What needs to be done:
Return all lines from the listing below in which "forward" appears.

......

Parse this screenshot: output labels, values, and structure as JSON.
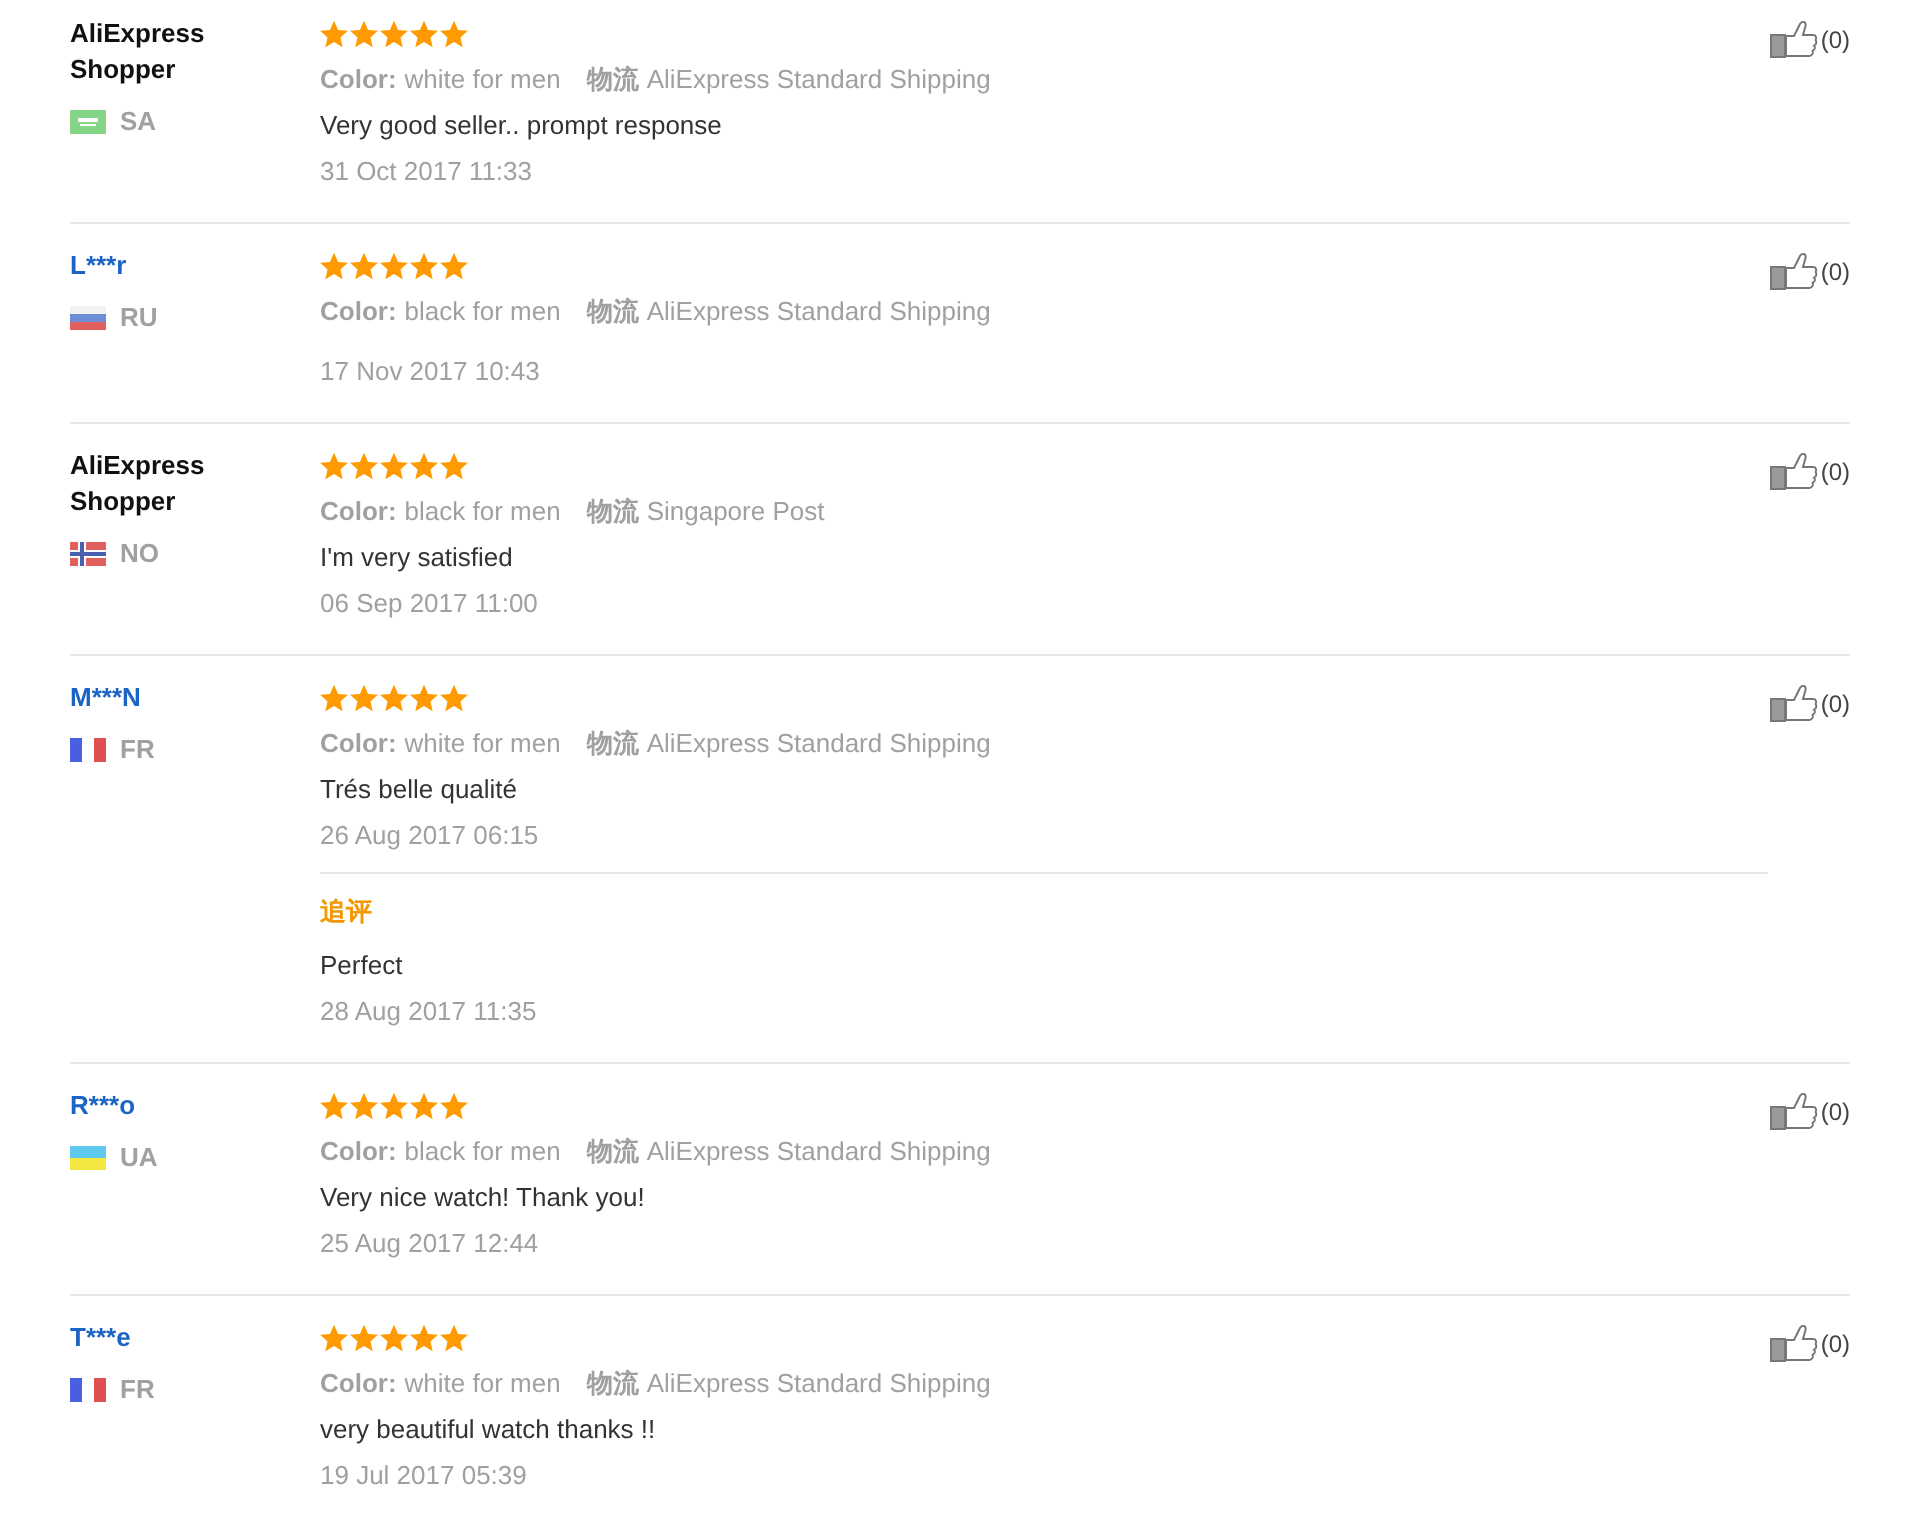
{
  "reviews": [
    {
      "reviewer": {
        "name": "AliExpress Shopper",
        "link": false,
        "country": "SA",
        "flag": {
          "kind": "emblem",
          "stripes": [
            {
              "color": "#86d486"
            },
            {
              "color": "#ffffff"
            }
          ]
        }
      },
      "stars": 5,
      "attributes": [
        {
          "label": "Color:",
          "value": "white for men"
        },
        {
          "label": "物流",
          "value": "AliExpress Standard Shipping"
        }
      ],
      "text": "Very good seller.. prompt response",
      "date": "31 Oct 2017 11:33",
      "helpful": "(0)"
    },
    {
      "reviewer": {
        "name": "L***r",
        "link": true,
        "country": "RU",
        "flag": {
          "kind": "horizontal",
          "stripes": [
            {
              "color": "#f2f2f2"
            },
            {
              "color": "#6e8fd8"
            },
            {
              "color": "#e06060"
            }
          ]
        }
      },
      "stars": 5,
      "attributes": [
        {
          "label": "Color:",
          "value": "black for men"
        },
        {
          "label": "物流",
          "value": "AliExpress Standard Shipping"
        }
      ],
      "date": "17 Nov 2017 10:43",
      "helpful": "(0)"
    },
    {
      "reviewer": {
        "name": "AliExpress Shopper",
        "link": false,
        "country": "NO",
        "flag": {
          "kind": "cross",
          "stripes": [
            {
              "color": "#e06060"
            },
            {
              "color": "#ffffff"
            },
            {
              "color": "#4a5fb0"
            }
          ]
        }
      },
      "stars": 5,
      "attributes": [
        {
          "label": "Color:",
          "value": "black for men"
        },
        {
          "label": "物流",
          "value": "Singapore Post"
        }
      ],
      "text": "I'm very satisfied",
      "date": "06 Sep 2017 11:00",
      "helpful": "(0)"
    },
    {
      "reviewer": {
        "name": "M***N",
        "link": true,
        "country": "FR",
        "flag": {
          "kind": "vertical",
          "stripes": [
            {
              "color": "#4a5ee0"
            },
            {
              "color": "#ffffff"
            },
            {
              "color": "#e05050"
            }
          ]
        }
      },
      "stars": 5,
      "attributes": [
        {
          "label": "Color:",
          "value": "white for men"
        },
        {
          "label": "物流",
          "value": "AliExpress Standard Shipping"
        }
      ],
      "text": "Trés belle qualité",
      "date": "26 Aug 2017 06:15",
      "follow_up": {
        "label": "追评",
        "text": "Perfect",
        "date": "28 Aug 2017 11:35"
      },
      "helpful": "(0)"
    },
    {
      "reviewer": {
        "name": "R***o",
        "link": true,
        "country": "UA",
        "flag": {
          "kind": "horizontal",
          "stripes": [
            {
              "color": "#5fc8f0"
            },
            {
              "color": "#f2e640"
            }
          ]
        }
      },
      "stars": 5,
      "attributes": [
        {
          "label": "Color:",
          "value": "black for men"
        },
        {
          "label": "物流",
          "value": "AliExpress Standard Shipping"
        }
      ],
      "text": "Very nice watch! Thank you!",
      "date": "25 Aug 2017 12:44",
      "helpful": "(0)"
    },
    {
      "reviewer": {
        "name": "T***e",
        "link": true,
        "country": "FR",
        "flag": {
          "kind": "vertical",
          "stripes": [
            {
              "color": "#4a5ee0"
            },
            {
              "color": "#ffffff"
            },
            {
              "color": "#e05050"
            }
          ]
        }
      },
      "stars": 5,
      "attributes": [
        {
          "label": "Color:",
          "value": "white for men"
        },
        {
          "label": "物流",
          "value": "AliExpress Standard Shipping"
        }
      ],
      "text": "very beautiful watch thanks !!",
      "date": "19 Jul 2017 05:39",
      "helpful": "(0)"
    }
  ]
}
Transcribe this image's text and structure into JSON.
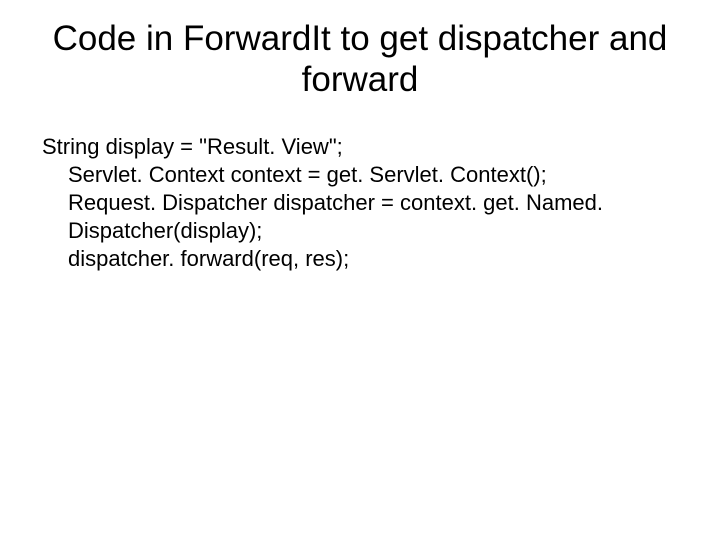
{
  "title": "Code in ForwardIt to get dispatcher and forward",
  "code": {
    "l1": "String display = \"Result. View\";",
    "l2": "Servlet. Context context = get. Servlet. Context();",
    "l3": "Request. Dispatcher dispatcher = context. get. Named. Dispatcher(display);",
    "l4": "dispatcher. forward(req, res);"
  }
}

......

Solution to the exercise:
  "title": "Code in ForwardIt to get dispatcher and forward",
    "l4": "dispatcher. forward(req, res);"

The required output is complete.